led cars are really easy to beat on user-created tracks, probably because the AI is racing on unfamiliar territory. Also, the multiplayer interface lacks an easy way to start a new race after your current race ends, making multiple races a bit more difficult than they should be.
Ok, me again, my husband has a DC and I have to admit this is my favourite game for it, as a watcher of game-playing! You have little toy remote control cars to race about some rather unusual settings as well as some normal ones, like a local neighbourhood, a science museum, an arboretum of somesort and a supermarket etc The graphics are amazing, especially in the space/science museum. I don't suppose players really get the chance to appreciate them like I do watching, but they really are good. I think this game is tops and I always ask hubby to put it on when he drags out the DC!

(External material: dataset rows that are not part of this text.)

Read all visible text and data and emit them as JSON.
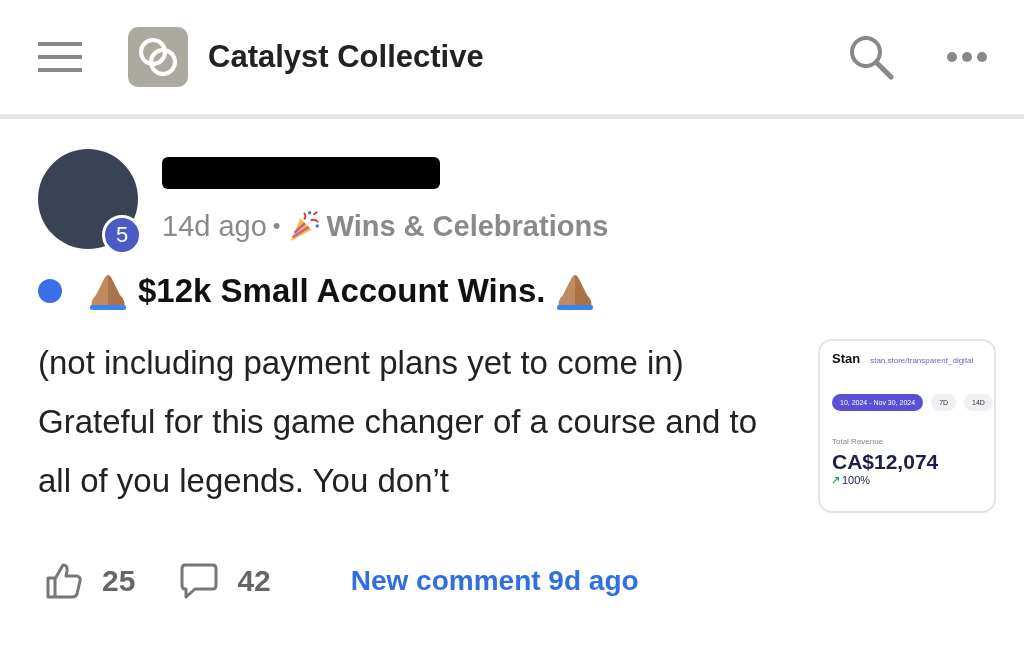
{
  "header": {
    "title": "Catalyst Collective"
  },
  "post": {
    "author_level": "5",
    "time": "14d ago",
    "separator": "•",
    "category": "Wins & Celebrations",
    "unread": true,
    "title": "$12k Small Account Wins.",
    "body": "(not including payment plans yet to come in) Grateful for this game changer of a course and to all of you legends. You don’t",
    "thumbnail": {
      "brand": "Stan",
      "url": "stan.store/transparent_digital",
      "date_range": "10, 2024 - Nov 30, 2024",
      "ranges": [
        {
          "label": "7D",
          "selected": false
        },
        {
          "label": "14D",
          "selected": false
        }
      ],
      "metric_label": "Total Revenue",
      "metric_value": "CA$12,074",
      "change": "100%"
    },
    "likes": "25",
    "comments": "42",
    "new_comment": "New comment 9d ago"
  }
}
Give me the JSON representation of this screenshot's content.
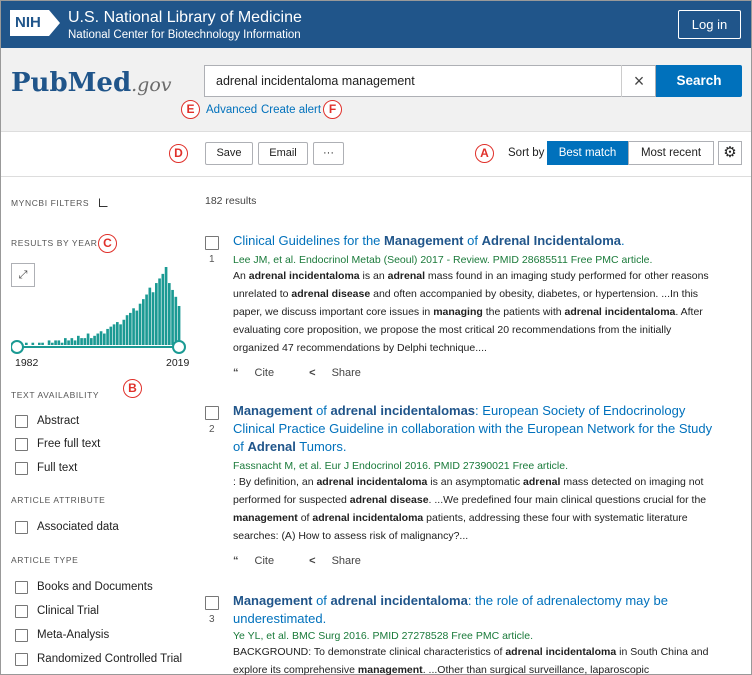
{
  "header": {
    "nih_logo": "NIH",
    "title": "U.S. National Library of Medicine",
    "subtitle": "National Center for Biotechnology Information",
    "login_label": "Log in"
  },
  "search": {
    "logo_main": "PubMed",
    "logo_suffix": ".gov",
    "query": "adrenal incidentaloma management",
    "clear_icon": "×",
    "button_label": "Search",
    "advanced_label": "Advanced",
    "create_alert_label": "Create alert"
  },
  "toolbar": {
    "save_label": "Save",
    "email_label": "Email",
    "more_label": "···",
    "sort_label": "Sort by",
    "sort_best": "Best match",
    "sort_recent": "Most recent",
    "gear_icon": "⚙"
  },
  "markers": {
    "a": "A",
    "b": "B",
    "c": "C",
    "d": "D",
    "e": "E",
    "f": "F"
  },
  "sidebar": {
    "myncbi_filters": "MYNCBI FILTERS",
    "results_by_year": "RESULTS BY YEAR",
    "expand_icon": "⤢",
    "year_start": "1982",
    "year_end": "2019",
    "histogram_counts": [
      1,
      0,
      1,
      0,
      1,
      1,
      0,
      2,
      1,
      2,
      2,
      1,
      3,
      2,
      3,
      2,
      4,
      3,
      3,
      5,
      3,
      4,
      5,
      6,
      5,
      7,
      8,
      9,
      10,
      9,
      11,
      13,
      14,
      16,
      15,
      18,
      20,
      22,
      25,
      23,
      27,
      29,
      31,
      34,
      27,
      24,
      21,
      17
    ],
    "text_availability": "TEXT AVAILABILITY",
    "text_filters": [
      "Abstract",
      "Free full text",
      "Full text"
    ],
    "article_attribute": "ARTICLE ATTRIBUTE",
    "attribute_filters": [
      "Associated data"
    ],
    "article_type": "ARTICLE TYPE",
    "type_filters": [
      "Books and Documents",
      "Clinical Trial",
      "Meta-Analysis",
      "Randomized Controlled Trial"
    ]
  },
  "results": {
    "count": "182 results",
    "cite_label": "Cite",
    "share_label": "Share",
    "articles": [
      {
        "num": "1",
        "citation": "Lee JM, et al. Endocrinol Metab (Seoul) 2017 - Review. PMID 28685511 Free PMC article."
      },
      {
        "num": "2",
        "citation": "Fassnacht M, et al. Eur J Endocrinol 2016. PMID 27390021 Free article."
      },
      {
        "num": "3",
        "citation": "Ye YL, et al. BMC Surg 2016. PMID 27278528 Free PMC article."
      }
    ]
  }
}
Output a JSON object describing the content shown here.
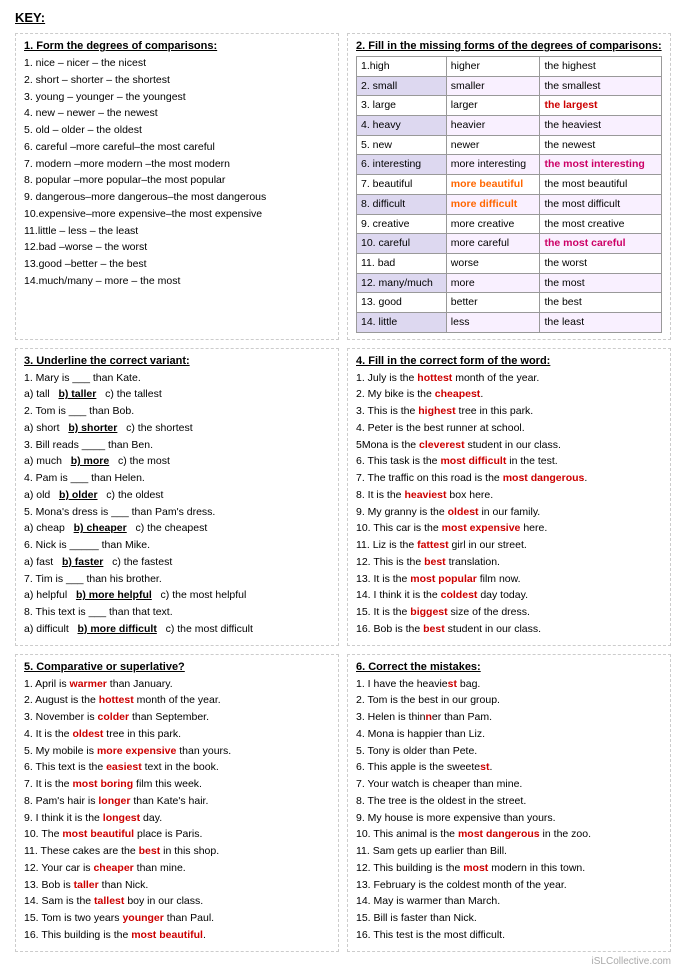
{
  "key": "KEY:",
  "section1": {
    "title": "1. Form the degrees of comparisons:",
    "items": [
      "1. nice – nicer – the nicest",
      "2. short – shorter – the shortest",
      "3. young – younger – the youngest",
      "4. new – newer – the newest",
      "5. old – older – the oldest",
      "6. careful –more careful–the most careful",
      "7. modern –more modern –the most modern",
      "8. popular –more popular–the most popular",
      "9. dangerous–more dangerous–the most dangerous",
      "10.expensive–more expensive–the most expensive",
      "11.little – less – the least",
      "12.bad –worse – the worst",
      "13.good –better – the best",
      "14.much/many – more – the most"
    ]
  },
  "section2": {
    "title": "2. Fill in the missing forms of the degrees of comparisons:",
    "rows": [
      {
        "base": "1.high",
        "comp": "higher",
        "superl": "the highest",
        "comp_color": "",
        "superl_color": ""
      },
      {
        "base": "2. small",
        "comp": "smaller",
        "superl": "the smallest",
        "comp_color": "",
        "superl_color": ""
      },
      {
        "base": "3. large",
        "comp": "larger",
        "superl": "the largest",
        "comp_color": "",
        "superl_color": "red"
      },
      {
        "base": "4. heavy",
        "comp": "heavier",
        "superl": "the heaviest",
        "comp_color": "",
        "superl_color": ""
      },
      {
        "base": "5. new",
        "comp": "newer",
        "superl": "the newest",
        "comp_color": "",
        "superl_color": ""
      },
      {
        "base": "6. interesting",
        "comp": "more interesting",
        "superl": "the most interesting",
        "comp_color": "",
        "superl_color": "pink"
      },
      {
        "base": "7. beautiful",
        "comp": "more beautiful",
        "superl": "the most beautiful",
        "comp_color": "orange",
        "superl_color": ""
      },
      {
        "base": "8. difficult",
        "comp": "more difficult",
        "superl": "the most difficult",
        "comp_color": "orange",
        "superl_color": ""
      },
      {
        "base": "9. creative",
        "comp": "more creative",
        "superl": "the most creative",
        "comp_color": "",
        "superl_color": ""
      },
      {
        "base": "10. careful",
        "comp": "more careful",
        "superl": "the most careful",
        "comp_color": "",
        "superl_color": "pink"
      },
      {
        "base": "11. bad",
        "comp": "worse",
        "superl": "the worst",
        "comp_color": "",
        "superl_color": ""
      },
      {
        "base": "12. many/much",
        "comp": "more",
        "superl": "the most",
        "comp_color": "",
        "superl_color": ""
      },
      {
        "base": "13. good",
        "comp": "better",
        "superl": "the best",
        "comp_color": "",
        "superl_color": ""
      },
      {
        "base": "14. little",
        "comp": "less",
        "superl": "the least",
        "comp_color": "",
        "superl_color": ""
      }
    ]
  },
  "section3": {
    "title": "3. Underline the correct variant:",
    "items": [
      "1. Mary is ___ than Kate.",
      "a) tall   b) taller   c) the tallest",
      "2. Tom is ___ than Bob.",
      "a) short   b) shorter   c) the shortest",
      "3. Bill reads ____ than Ben.",
      "a) much   b) more   c) the most",
      "4. Pam is ___ than Helen.",
      "a) old   b) older   c) the oldest",
      "5. Mona's dress is ___ than Pam's dress.",
      "a) cheap   b) cheaper   c) the cheapest",
      "6. Nick is _____ than Mike.",
      "a) fast   b) faster   c) the fastest",
      "7. Tim is ___ than his brother.",
      "a) helpful   b) more helpful   c) the most helpful",
      "8. This text is ___ than that text.",
      "a) difficult   b) more difficult   c) the most difficult"
    ]
  },
  "section4": {
    "title": "4. Fill in the correct form of the word:",
    "items": [
      {
        "text": "1. July is the ",
        "answer": "hottest",
        "rest": " month of the year."
      },
      {
        "text": "2. My bike is the ",
        "answer": "cheapest",
        "rest": "."
      },
      {
        "text": "3. This is the ",
        "answer": "highest",
        "rest": " tree in this park."
      },
      {
        "text": "4. Peter is the best runner at school."
      },
      {
        "text": "5Mona is the ",
        "answer": "cleverest",
        "rest": " student in our class."
      },
      {
        "text": "6. This task is the ",
        "answer": "most difficult",
        "rest": " in the test."
      },
      {
        "text": "7. The traffic on this road is the ",
        "answer": "most dangerous",
        "rest": "."
      },
      {
        "text": "8. It is the ",
        "answer": "heaviest",
        "rest": " box here."
      },
      {
        "text": "9. My granny is the ",
        "answer": "oldest",
        "rest": " in our family."
      },
      {
        "text": "10. This car is the ",
        "answer": "most expensive",
        "rest": " here."
      },
      {
        "text": "11. Liz is the ",
        "answer": "fattest",
        "rest": " girl in our street."
      },
      {
        "text": "12. This is the ",
        "answer": "best",
        "rest": " translation."
      },
      {
        "text": "13. It is the ",
        "answer": "most popular",
        "rest": " film now."
      },
      {
        "text": "14. I think it is the ",
        "answer": "coldest",
        "rest": " day today."
      },
      {
        "text": "15. It is the ",
        "answer": "biggest",
        "rest": " size of the dress."
      },
      {
        "text": "16. Bob is the ",
        "answer": "best",
        "rest": " student in our class."
      }
    ]
  },
  "section5": {
    "title": "5. Comparative or superlative?",
    "items": [
      {
        "text": "1. April is ",
        "answer": "warmer",
        "rest": " than January."
      },
      {
        "text": "2. August is the ",
        "answer": "hottest",
        "rest": " month of the year."
      },
      {
        "text": "3. November is ",
        "answer": "colder",
        "rest": " than September."
      },
      {
        "text": "4. It is the ",
        "answer": "oldest",
        "rest": " tree in this park."
      },
      {
        "text": "5. My mobile is ",
        "answer": "more expensive",
        "rest": " than yours."
      },
      {
        "text": "6. This text is the ",
        "answer": "easiest",
        "rest": " text in the book."
      },
      {
        "text": "7. It is the ",
        "answer": "most boring",
        "rest": " film this week."
      },
      {
        "text": "8. Pam's hair is ",
        "answer": "longer",
        "rest": " than Kate's hair."
      },
      {
        "text": "9. I think it is the ",
        "answer": "longest",
        "rest": " day."
      },
      {
        "text": "10. The ",
        "answer": "most beautiful",
        "rest": " place is Paris."
      },
      {
        "text": "11. These cakes are the ",
        "answer": "best",
        "rest": " in this shop."
      },
      {
        "text": "12. Your car is ",
        "answer": "cheaper",
        "rest": " than mine."
      },
      {
        "text": "13. Bob is ",
        "answer": "taller",
        "rest": " than Nick."
      },
      {
        "text": "14. Sam is the ",
        "answer": "tallest",
        "rest": " boy in our class."
      },
      {
        "text": "15. Tom is two years ",
        "answer": "younger",
        "rest": " than Paul."
      },
      {
        "text": "16. This building is the ",
        "answer": "most beautiful",
        "rest": "."
      }
    ]
  },
  "section6": {
    "title": "6. Correct the mistakes:",
    "items": [
      {
        "text": "1. I have the heaviest bag."
      },
      {
        "text": "2. Tom is the best in our group."
      },
      {
        "text": "3. Helen is thinner than Pam."
      },
      {
        "text": "4. Mona is happier than Liz."
      },
      {
        "text": "5. Tony is older than Pete."
      },
      {
        "text": "6. This apple is the sweetest."
      },
      {
        "text": "7. Your watch is cheaper than mine."
      },
      {
        "text": "8. The tree is the oldest in the street."
      },
      {
        "text": "9. My house is more expensive than yours."
      },
      {
        "text": "10. This animal is the most dangerous in the zoo."
      },
      {
        "text": "11. Sam gets up earlier than Bill."
      },
      {
        "text": "12. This building is the most modern in this town."
      },
      {
        "text": "13. February is the coldest month of the year."
      },
      {
        "text": "14. May is warmer than March."
      },
      {
        "text": "15. Bill is faster than Nick."
      },
      {
        "text": "16. This test is the most difficult."
      }
    ]
  },
  "watermark": "iSLCollective.com"
}
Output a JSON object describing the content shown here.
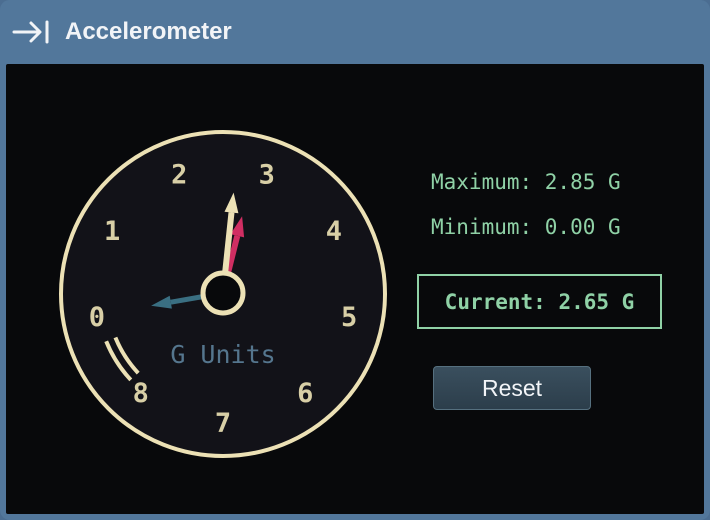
{
  "window": {
    "title": "Accelerometer",
    "title_icon": "collapse-right-arrow-icon"
  },
  "gauge": {
    "dial_labels": [
      "0",
      "1",
      "2",
      "3",
      "4",
      "5",
      "6",
      "7",
      "8"
    ],
    "unit_label": "G Units",
    "current_value": 2.65,
    "maximum_value": 2.85,
    "minimum_value": 0.0,
    "scale_min": 0,
    "scale_max": 8,
    "colors": {
      "face": "#121218",
      "rim": "#ece1b5",
      "numbers": "#d8cfa6",
      "unit_label": "#55768e",
      "current_needle": "#ece1b5",
      "max_needle": "#d02e62",
      "min_needle": "#3a6f82"
    }
  },
  "stats": {
    "maximum": "Maximum: 2.85 G",
    "minimum": "Minimum: 0.00 G",
    "current": "Current: 2.65 G"
  },
  "reset_button": {
    "label": "Reset"
  },
  "colors": {
    "titlebar": "#52779b",
    "panel_bg": "#08090b",
    "stat_text": "#8fd1a6"
  }
}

Re-volt is a crazy game with toy cars. You can drive around varied tracks, from 'Toy world' to 'Botanic gardens'. You have four tracks to start off with and you use your skill to unlock other tracks and better cars. There are other areas to the game other than racing. You can build your own tracks and race you friends on them, collect stars in the stunt arena and improve your time on 'time-trial' This game needs a strategy to play successfully and I enjoyed playing on it. It is hard when you first start as the controls are very sensitive compared to other games. The tracks are fun and my personal favourite is 'Toy World 1 ' where you have a light up piano as a part of the course that plays the notes as you go over them. You can have up to 4 players at on time, and can race against each other. You can also play battle tag. This is more fun with 3 or 4 players. It is like 'tag' only the first person to get the start is 'it' and everyone has to tag that car. If you are playing against the computer you are against 7 other cars. Overall I did enjoy this game and I would recommend it to other car racing fans.
This is a good racing game set with small "toy" cars in realistic environments. There is a good selection of cars and tracks as well as a track editor to make your own tracks. There is a battle-tag game for multiple players as well as racing against the computer opponents. There is also a variety of weapons and power ups to help you, as well as the added surprise of jumping around, and being tossed over (which you can correct.)